Work order —
Check the records below line by line. Give the count of lines with "Output", and nothing else.

+++

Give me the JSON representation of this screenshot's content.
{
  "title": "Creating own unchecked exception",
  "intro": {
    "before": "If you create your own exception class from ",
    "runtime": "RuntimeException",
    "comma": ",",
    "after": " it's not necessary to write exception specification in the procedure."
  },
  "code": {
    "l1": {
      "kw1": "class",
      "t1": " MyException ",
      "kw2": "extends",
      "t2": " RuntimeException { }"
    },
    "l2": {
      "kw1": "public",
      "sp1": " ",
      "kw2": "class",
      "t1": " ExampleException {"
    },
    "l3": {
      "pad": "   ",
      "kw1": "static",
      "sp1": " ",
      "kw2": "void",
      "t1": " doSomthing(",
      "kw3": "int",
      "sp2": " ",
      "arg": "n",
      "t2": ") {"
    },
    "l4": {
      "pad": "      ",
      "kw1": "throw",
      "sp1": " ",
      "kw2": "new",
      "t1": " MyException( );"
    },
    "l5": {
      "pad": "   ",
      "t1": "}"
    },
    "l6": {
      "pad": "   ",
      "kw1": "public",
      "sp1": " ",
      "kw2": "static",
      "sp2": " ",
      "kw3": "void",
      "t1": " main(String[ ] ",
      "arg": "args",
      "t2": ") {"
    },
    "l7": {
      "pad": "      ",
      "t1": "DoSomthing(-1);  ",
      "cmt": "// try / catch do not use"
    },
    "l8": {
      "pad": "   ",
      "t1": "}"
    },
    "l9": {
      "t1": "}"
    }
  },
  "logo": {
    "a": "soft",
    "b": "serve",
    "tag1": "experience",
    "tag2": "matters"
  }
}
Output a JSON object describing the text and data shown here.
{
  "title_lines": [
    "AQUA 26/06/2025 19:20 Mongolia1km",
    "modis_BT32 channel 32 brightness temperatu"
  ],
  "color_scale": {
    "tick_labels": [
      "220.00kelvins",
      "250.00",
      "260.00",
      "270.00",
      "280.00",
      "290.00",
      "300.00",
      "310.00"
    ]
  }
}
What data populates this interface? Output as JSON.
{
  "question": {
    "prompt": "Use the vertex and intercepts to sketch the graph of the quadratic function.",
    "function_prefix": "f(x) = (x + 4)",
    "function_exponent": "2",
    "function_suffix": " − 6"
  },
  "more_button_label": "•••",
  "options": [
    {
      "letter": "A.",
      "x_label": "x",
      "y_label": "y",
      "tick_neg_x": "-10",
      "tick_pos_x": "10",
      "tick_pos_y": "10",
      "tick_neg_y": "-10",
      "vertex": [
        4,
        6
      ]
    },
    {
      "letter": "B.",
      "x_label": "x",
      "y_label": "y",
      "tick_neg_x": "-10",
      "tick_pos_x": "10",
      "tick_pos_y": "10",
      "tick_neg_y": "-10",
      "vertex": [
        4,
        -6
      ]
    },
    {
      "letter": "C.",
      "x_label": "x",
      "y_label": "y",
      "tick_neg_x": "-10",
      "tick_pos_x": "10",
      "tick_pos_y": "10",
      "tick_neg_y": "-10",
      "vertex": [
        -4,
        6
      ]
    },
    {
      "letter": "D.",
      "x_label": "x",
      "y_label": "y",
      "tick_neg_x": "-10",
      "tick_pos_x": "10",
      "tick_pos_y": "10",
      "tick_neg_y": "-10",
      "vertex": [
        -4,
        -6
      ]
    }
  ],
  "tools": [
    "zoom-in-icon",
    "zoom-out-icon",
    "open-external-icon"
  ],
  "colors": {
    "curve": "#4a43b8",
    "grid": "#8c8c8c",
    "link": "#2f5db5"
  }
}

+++

Completed exercise —
2